• **What you need to do**
Show each line of the data below that has the string "JSON" in it.

• **Exercise materials**
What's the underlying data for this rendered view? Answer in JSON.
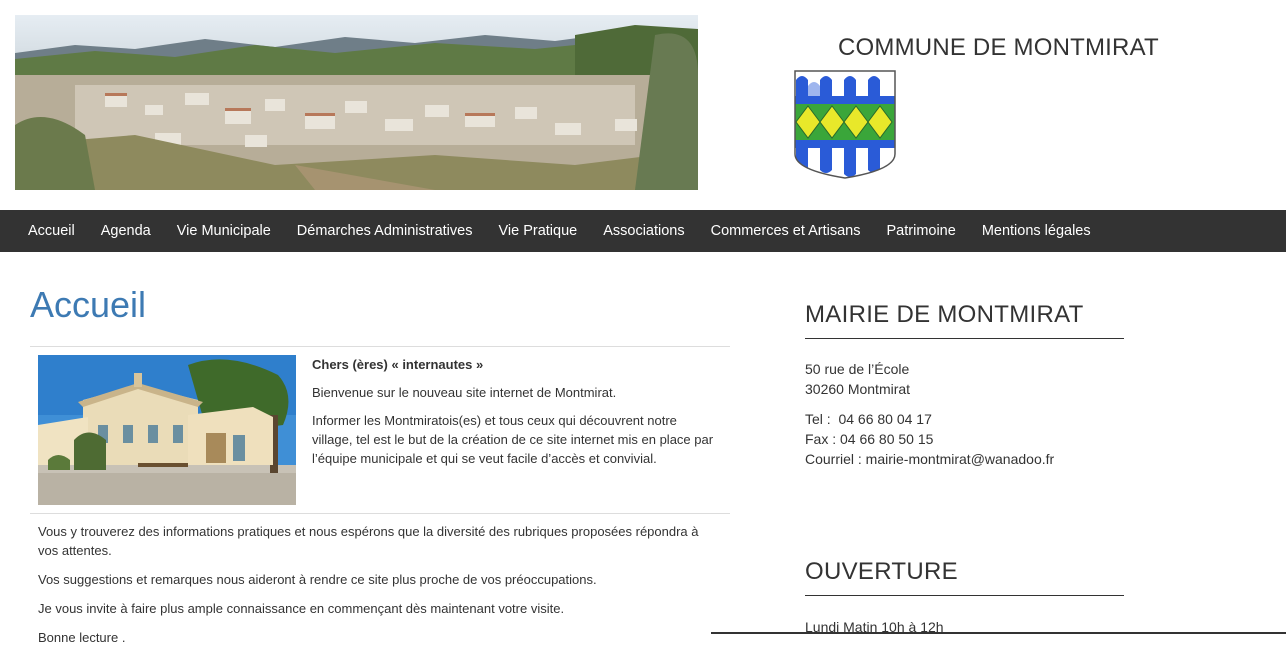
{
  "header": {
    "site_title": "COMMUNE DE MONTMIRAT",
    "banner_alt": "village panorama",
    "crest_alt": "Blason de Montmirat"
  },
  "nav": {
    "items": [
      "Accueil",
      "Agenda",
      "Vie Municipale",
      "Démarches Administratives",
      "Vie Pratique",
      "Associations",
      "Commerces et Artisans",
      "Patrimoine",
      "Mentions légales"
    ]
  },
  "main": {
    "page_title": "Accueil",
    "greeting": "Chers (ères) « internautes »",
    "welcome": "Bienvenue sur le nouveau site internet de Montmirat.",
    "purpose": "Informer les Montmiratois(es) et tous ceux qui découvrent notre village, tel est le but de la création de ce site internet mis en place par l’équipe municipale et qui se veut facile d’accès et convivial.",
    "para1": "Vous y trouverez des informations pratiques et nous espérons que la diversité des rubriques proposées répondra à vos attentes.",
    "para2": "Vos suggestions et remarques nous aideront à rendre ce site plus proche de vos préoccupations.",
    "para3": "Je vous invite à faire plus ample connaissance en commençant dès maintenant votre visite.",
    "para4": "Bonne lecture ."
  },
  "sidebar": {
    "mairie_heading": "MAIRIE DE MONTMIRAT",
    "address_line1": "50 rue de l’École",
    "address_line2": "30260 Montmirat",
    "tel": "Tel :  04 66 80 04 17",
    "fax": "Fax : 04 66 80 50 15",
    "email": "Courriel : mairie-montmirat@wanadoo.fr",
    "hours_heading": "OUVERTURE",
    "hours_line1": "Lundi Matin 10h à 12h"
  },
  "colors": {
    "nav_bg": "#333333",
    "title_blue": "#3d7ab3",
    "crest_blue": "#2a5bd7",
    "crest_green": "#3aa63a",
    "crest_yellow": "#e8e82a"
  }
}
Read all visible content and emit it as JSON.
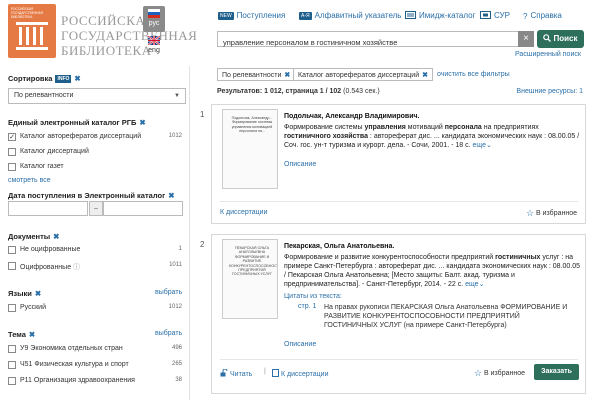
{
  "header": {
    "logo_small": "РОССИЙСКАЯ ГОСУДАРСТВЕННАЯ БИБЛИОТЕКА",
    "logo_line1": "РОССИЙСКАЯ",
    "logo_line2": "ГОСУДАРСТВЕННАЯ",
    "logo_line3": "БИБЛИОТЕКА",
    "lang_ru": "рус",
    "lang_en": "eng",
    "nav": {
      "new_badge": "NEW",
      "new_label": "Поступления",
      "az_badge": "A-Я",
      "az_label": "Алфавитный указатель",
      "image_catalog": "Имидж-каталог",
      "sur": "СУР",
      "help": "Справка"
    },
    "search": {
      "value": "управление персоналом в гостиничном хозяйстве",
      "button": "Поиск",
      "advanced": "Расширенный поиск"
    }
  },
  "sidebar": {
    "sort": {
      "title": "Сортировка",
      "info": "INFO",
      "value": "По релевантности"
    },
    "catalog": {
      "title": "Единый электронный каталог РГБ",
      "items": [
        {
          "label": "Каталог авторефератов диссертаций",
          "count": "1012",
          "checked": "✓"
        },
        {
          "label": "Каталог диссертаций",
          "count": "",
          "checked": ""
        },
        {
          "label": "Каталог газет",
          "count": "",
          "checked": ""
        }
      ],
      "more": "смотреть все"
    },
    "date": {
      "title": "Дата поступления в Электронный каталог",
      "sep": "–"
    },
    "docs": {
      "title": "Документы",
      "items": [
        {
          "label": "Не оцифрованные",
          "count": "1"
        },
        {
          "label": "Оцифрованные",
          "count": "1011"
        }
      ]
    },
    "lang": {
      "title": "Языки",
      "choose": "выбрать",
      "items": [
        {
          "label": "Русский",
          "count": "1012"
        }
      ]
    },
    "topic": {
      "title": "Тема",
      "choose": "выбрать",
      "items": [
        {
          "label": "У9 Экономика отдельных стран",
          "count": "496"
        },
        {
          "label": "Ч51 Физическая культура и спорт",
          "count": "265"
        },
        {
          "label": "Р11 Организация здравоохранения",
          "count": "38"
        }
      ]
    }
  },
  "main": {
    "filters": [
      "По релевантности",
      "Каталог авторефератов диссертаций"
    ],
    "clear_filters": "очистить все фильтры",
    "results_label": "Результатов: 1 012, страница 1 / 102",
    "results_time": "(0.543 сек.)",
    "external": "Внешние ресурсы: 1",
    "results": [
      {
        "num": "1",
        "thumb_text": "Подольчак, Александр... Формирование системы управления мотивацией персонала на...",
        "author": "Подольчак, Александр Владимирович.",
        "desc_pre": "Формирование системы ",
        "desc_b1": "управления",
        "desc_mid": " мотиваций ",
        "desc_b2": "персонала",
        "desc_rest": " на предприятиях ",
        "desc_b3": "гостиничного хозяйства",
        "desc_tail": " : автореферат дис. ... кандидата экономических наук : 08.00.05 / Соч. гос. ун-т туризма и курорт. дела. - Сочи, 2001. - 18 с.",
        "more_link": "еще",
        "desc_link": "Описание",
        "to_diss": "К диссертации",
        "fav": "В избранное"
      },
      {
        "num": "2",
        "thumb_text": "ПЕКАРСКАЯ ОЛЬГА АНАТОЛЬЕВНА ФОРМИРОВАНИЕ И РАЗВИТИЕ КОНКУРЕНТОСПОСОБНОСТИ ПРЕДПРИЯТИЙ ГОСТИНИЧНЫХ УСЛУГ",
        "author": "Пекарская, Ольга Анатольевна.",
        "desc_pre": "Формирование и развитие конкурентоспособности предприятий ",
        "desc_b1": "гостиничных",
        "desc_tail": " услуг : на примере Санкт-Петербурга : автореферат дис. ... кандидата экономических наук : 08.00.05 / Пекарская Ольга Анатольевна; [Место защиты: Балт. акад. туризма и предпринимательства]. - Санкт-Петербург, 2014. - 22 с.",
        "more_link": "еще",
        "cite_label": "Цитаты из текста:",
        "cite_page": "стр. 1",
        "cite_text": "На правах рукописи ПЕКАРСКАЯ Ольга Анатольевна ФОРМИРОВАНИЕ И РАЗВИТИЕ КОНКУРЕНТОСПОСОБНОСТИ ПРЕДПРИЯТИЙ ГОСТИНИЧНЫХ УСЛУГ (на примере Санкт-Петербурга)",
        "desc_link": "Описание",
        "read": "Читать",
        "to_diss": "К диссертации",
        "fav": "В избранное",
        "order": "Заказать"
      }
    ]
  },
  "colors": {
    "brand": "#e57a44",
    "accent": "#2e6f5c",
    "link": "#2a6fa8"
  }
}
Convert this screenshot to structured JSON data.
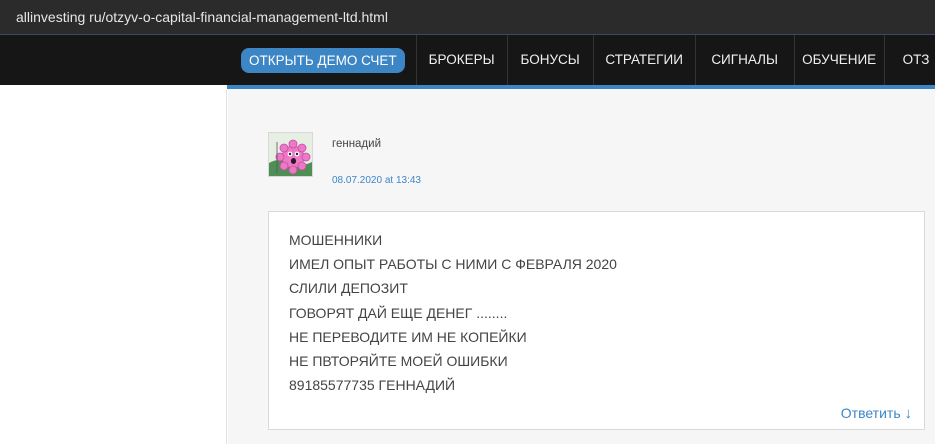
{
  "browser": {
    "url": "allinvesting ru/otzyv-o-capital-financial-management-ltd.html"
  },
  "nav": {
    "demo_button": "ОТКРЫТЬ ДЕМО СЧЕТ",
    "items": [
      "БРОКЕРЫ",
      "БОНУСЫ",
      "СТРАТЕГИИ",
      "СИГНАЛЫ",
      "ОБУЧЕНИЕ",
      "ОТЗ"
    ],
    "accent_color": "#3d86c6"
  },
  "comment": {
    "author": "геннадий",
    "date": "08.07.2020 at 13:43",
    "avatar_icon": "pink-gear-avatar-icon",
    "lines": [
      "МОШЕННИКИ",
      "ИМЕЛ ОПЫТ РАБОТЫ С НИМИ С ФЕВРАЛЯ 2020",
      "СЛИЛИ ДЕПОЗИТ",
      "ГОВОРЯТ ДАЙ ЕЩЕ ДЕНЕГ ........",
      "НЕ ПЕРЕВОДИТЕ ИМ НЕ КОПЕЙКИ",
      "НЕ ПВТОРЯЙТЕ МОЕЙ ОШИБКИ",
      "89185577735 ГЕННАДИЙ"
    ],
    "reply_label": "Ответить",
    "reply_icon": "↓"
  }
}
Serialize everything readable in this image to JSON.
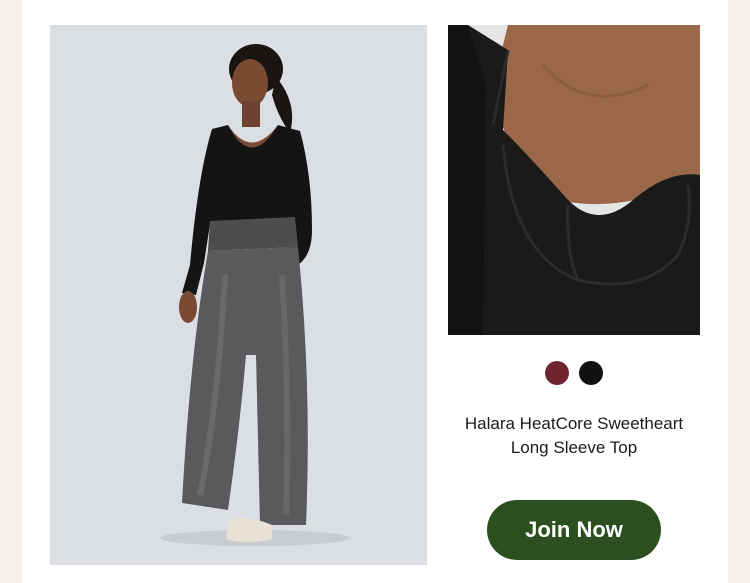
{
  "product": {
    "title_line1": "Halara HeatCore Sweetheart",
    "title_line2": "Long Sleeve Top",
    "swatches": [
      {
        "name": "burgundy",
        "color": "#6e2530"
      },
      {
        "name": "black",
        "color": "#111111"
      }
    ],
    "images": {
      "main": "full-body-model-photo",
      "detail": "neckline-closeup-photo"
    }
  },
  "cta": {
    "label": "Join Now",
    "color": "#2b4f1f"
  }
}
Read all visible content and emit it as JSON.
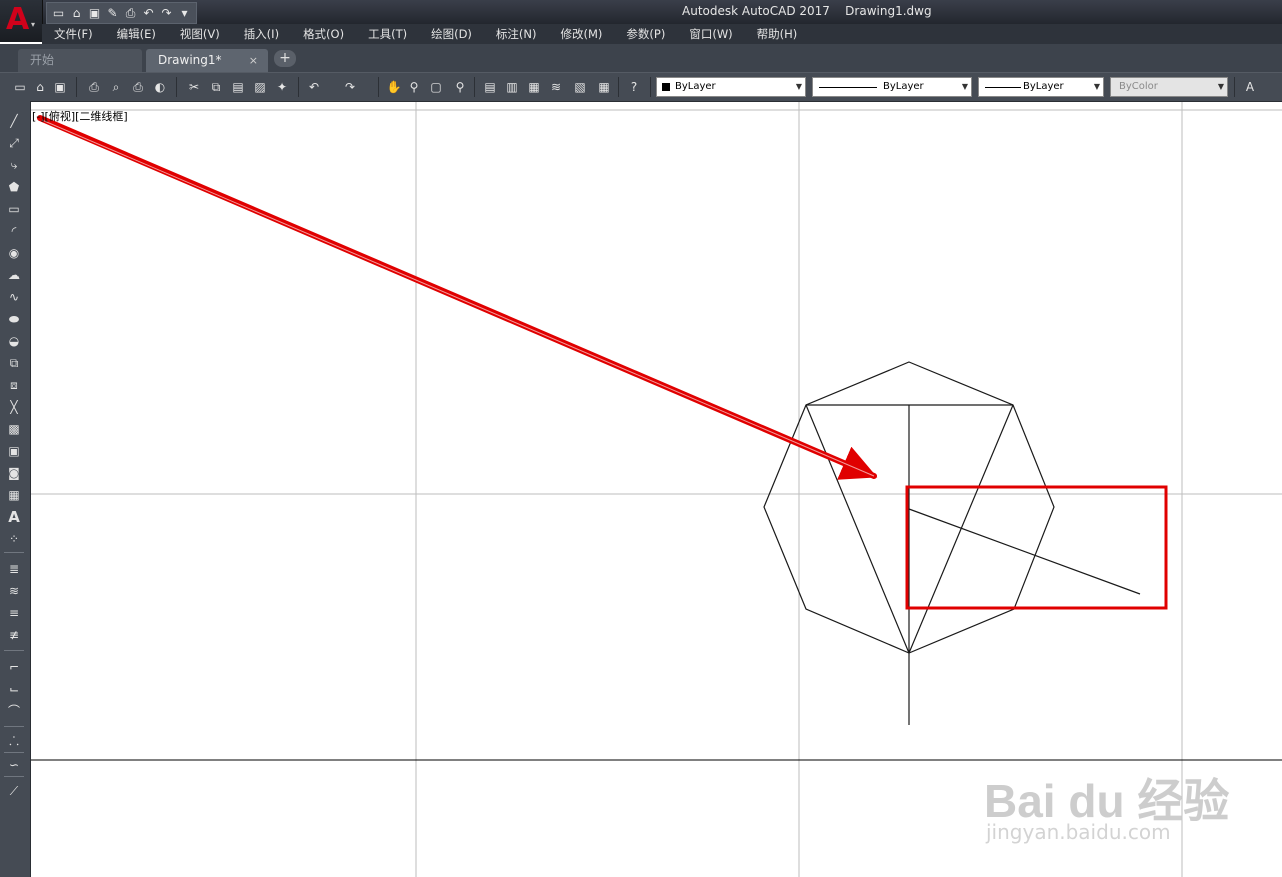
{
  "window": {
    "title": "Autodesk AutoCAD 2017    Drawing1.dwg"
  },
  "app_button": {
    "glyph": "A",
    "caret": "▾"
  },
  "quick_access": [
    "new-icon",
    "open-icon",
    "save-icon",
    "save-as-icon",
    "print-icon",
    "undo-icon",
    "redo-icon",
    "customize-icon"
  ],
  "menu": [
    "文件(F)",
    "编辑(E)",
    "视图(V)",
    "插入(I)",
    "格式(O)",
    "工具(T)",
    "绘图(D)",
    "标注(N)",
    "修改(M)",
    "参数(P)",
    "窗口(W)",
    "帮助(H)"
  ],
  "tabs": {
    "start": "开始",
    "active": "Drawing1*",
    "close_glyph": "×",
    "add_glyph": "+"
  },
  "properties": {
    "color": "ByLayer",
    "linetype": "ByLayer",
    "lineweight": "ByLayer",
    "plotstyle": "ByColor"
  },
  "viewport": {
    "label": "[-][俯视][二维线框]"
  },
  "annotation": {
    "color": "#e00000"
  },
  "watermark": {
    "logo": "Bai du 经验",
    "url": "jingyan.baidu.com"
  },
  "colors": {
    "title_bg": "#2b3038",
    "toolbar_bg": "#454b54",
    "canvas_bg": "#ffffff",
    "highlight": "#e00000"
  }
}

• **Result for this task**
What's the underlying data for this rendered view? Answer in JSON.
Read all visible content and emit it as JSON.
Convert this screenshot to structured JSON data.
Serialize everything readable in this image to JSON.
Read all visible content and emit it as JSON.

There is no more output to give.